Check each line of the data, and copy those where "will" appears.

____ DATA FOR THE TASK

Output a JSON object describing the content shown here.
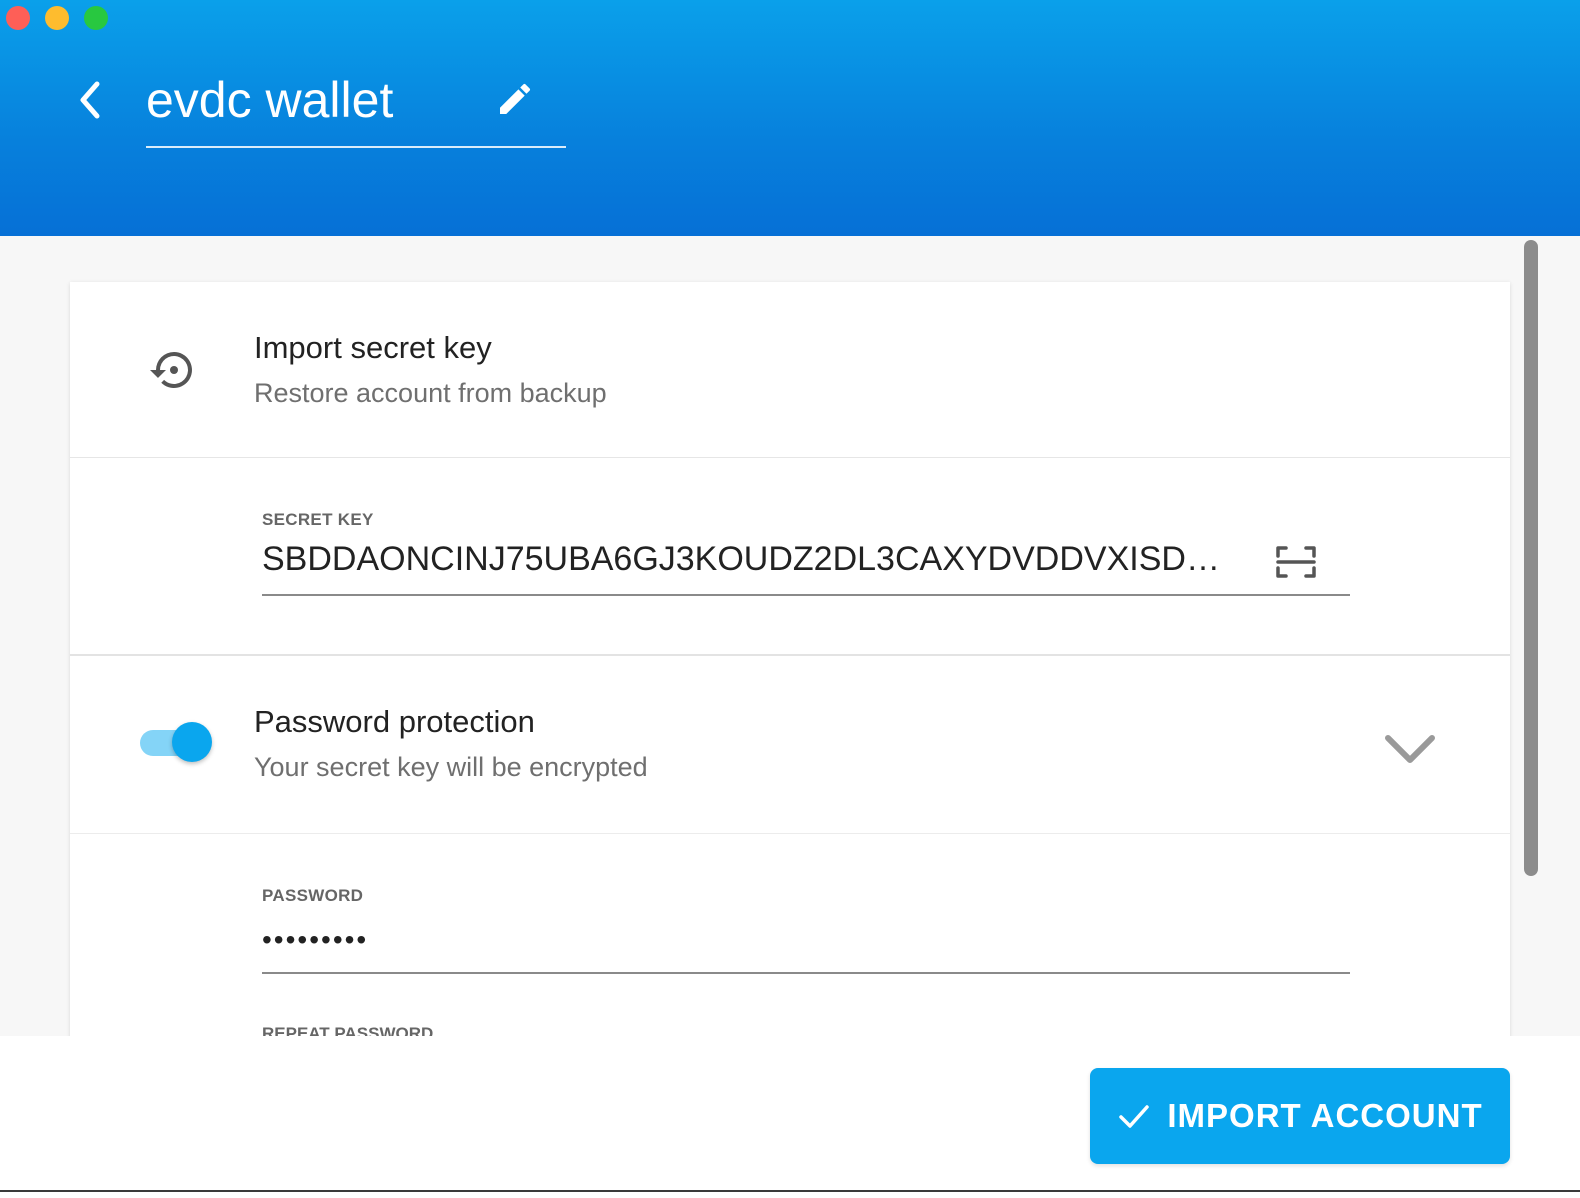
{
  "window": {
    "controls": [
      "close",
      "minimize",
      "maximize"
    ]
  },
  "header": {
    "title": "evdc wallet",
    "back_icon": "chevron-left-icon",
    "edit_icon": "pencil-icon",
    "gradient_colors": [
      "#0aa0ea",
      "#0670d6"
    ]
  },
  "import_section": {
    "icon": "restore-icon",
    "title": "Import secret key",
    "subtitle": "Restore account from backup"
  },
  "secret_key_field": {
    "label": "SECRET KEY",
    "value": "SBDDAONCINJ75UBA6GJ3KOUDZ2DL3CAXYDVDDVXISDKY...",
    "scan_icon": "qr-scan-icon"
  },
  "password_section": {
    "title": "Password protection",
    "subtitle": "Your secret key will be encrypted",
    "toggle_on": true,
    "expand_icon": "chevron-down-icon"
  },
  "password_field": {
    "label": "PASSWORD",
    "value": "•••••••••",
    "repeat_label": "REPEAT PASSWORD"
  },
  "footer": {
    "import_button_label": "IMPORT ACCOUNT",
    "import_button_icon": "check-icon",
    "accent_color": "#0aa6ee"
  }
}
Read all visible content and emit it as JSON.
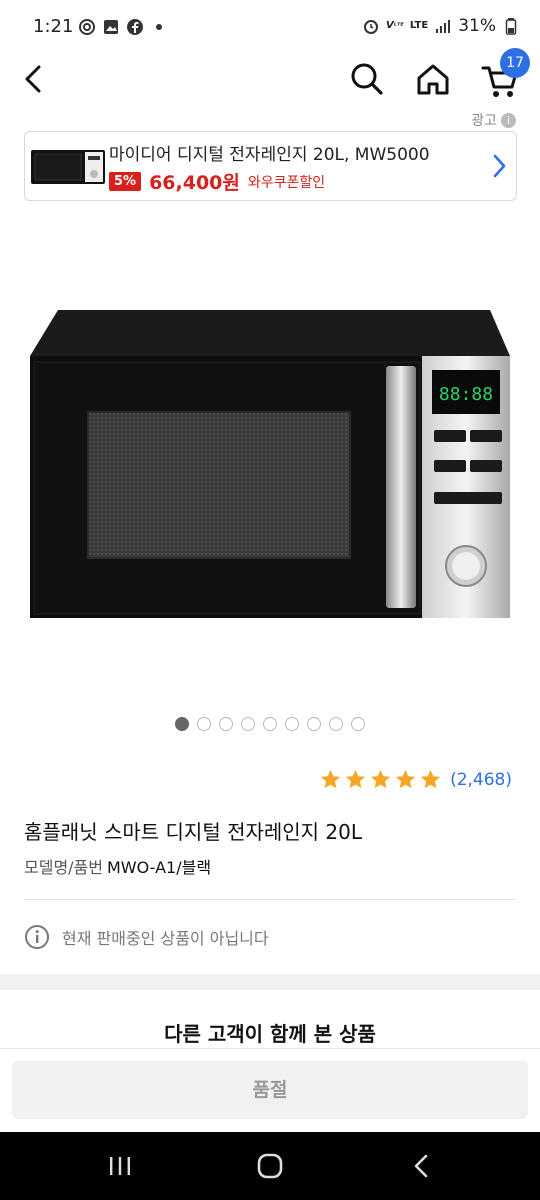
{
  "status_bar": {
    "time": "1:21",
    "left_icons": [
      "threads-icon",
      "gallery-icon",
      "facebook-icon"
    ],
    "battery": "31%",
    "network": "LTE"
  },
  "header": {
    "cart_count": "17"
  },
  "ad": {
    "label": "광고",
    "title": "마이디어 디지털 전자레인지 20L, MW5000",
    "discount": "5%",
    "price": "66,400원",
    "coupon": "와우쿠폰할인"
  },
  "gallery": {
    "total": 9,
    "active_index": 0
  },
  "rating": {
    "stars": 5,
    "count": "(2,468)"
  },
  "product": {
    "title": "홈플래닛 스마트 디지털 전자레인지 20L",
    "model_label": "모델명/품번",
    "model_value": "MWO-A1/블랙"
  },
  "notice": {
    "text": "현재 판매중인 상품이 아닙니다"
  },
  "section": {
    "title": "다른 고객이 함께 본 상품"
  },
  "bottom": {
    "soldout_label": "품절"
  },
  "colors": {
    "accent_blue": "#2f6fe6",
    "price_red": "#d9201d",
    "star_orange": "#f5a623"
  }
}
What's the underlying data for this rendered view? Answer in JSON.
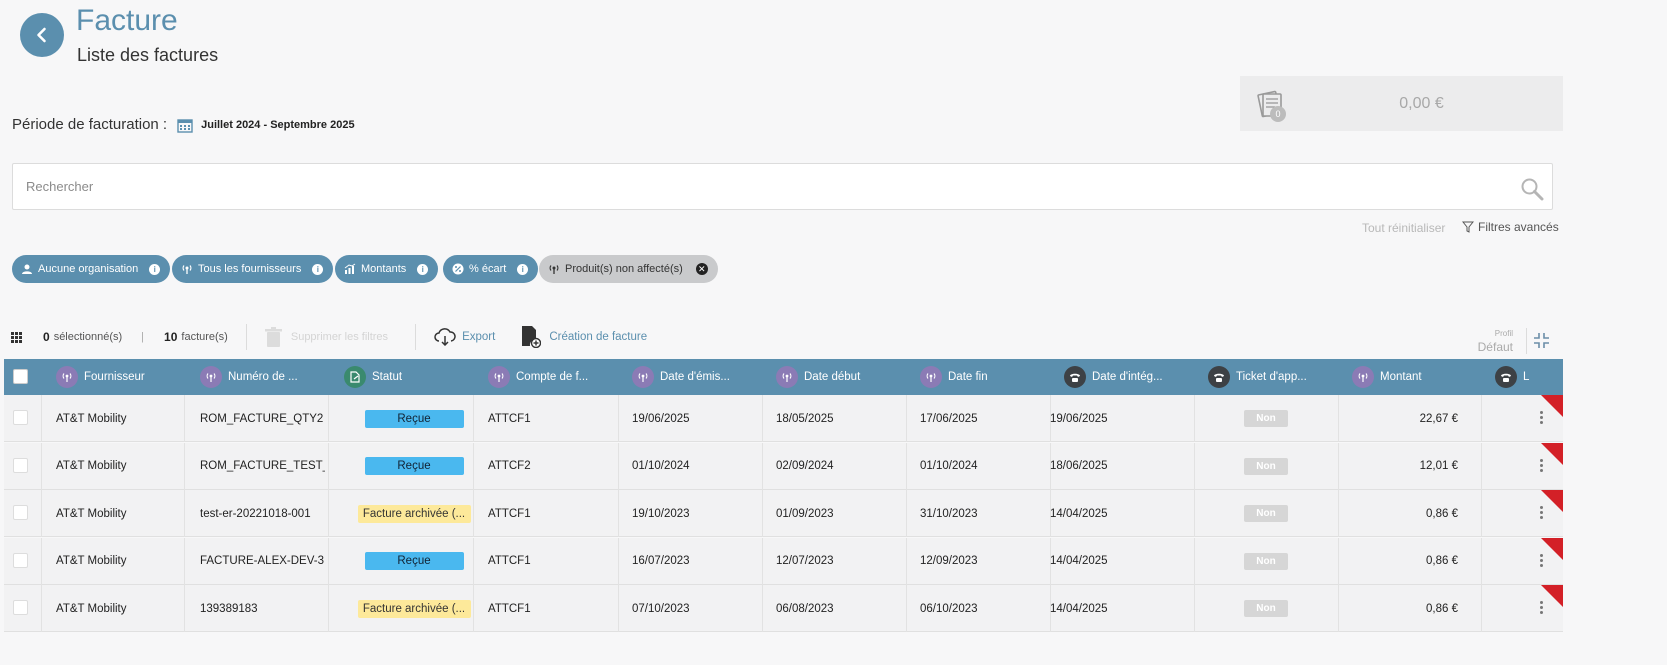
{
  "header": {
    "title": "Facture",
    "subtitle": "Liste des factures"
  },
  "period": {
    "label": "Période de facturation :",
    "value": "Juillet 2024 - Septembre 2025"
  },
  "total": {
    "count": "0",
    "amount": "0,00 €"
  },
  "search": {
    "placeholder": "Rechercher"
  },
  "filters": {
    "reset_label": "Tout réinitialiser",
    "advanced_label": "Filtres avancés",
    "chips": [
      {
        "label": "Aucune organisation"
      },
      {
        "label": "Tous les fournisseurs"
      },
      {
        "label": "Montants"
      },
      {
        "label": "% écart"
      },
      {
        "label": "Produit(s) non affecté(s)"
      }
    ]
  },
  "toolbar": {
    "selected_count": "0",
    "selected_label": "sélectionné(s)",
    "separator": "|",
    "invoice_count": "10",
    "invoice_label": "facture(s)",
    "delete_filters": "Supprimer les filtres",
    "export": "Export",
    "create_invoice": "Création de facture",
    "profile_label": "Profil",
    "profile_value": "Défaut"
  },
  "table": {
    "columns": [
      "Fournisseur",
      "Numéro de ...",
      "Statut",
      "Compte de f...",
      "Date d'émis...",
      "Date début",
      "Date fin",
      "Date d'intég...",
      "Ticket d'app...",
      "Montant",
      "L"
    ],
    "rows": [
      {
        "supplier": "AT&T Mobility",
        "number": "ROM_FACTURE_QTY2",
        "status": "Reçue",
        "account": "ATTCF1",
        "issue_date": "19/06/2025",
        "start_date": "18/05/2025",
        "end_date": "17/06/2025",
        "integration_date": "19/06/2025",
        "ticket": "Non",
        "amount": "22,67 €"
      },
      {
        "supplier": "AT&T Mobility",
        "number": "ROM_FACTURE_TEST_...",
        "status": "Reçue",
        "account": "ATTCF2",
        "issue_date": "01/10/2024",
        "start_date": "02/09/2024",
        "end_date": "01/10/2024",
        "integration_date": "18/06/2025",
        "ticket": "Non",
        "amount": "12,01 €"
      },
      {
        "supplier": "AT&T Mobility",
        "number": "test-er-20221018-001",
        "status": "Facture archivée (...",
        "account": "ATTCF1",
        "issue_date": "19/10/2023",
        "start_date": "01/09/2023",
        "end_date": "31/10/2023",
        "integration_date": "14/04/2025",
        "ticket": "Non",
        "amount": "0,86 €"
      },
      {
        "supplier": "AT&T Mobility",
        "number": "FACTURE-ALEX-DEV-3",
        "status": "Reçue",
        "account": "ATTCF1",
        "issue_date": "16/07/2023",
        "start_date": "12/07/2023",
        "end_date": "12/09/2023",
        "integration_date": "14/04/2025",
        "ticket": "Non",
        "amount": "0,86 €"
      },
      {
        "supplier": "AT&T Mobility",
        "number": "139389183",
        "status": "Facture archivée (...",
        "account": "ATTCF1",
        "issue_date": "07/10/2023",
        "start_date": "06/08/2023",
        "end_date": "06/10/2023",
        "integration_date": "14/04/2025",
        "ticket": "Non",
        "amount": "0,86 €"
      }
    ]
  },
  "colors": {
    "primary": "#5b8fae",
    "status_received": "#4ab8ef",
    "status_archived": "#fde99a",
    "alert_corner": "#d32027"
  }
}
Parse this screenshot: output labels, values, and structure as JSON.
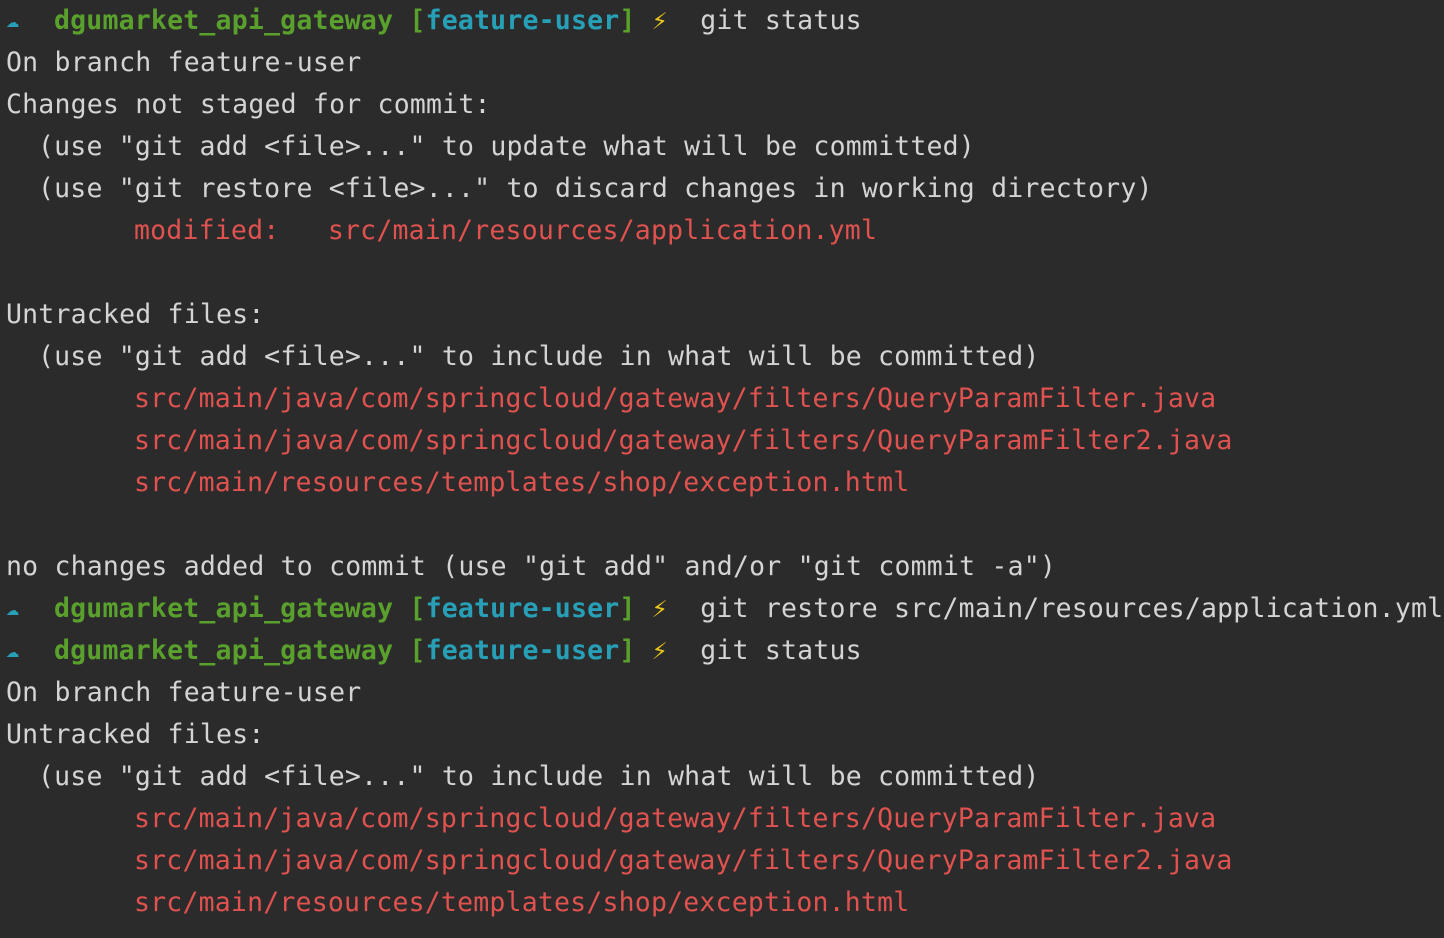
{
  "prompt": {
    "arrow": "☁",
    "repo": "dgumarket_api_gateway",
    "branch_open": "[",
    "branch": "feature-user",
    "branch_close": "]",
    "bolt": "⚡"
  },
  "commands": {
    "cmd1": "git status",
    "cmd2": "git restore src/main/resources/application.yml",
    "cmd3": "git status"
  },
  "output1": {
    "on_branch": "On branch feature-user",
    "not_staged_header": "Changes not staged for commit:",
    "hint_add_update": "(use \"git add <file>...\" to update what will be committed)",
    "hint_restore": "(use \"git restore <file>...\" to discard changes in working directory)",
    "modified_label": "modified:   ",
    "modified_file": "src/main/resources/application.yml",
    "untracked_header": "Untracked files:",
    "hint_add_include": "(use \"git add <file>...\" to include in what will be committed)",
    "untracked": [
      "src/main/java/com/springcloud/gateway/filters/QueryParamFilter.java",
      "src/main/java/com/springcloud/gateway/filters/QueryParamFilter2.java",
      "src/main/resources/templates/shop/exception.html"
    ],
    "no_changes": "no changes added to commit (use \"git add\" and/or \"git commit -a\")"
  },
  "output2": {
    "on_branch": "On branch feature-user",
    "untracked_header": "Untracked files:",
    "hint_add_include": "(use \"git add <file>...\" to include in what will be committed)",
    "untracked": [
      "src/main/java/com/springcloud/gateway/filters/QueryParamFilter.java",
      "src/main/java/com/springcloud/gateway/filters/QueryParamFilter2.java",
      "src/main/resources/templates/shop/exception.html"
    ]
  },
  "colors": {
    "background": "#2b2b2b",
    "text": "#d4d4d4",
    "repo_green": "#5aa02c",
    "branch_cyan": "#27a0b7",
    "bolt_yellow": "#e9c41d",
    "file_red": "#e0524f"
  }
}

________

▸ **TASK SOLUTION**
    "subtitle": "Your secret key will be encrypted",
    "hint_add_update": "(use \"git add <file>...\" to update what will be committed)",
    "hint_add_include": "(use \"git add <file>...\" to include in what will be committed)",
    "hint_add_include": "(use \"git add <file>...\" to include in what will be committed)",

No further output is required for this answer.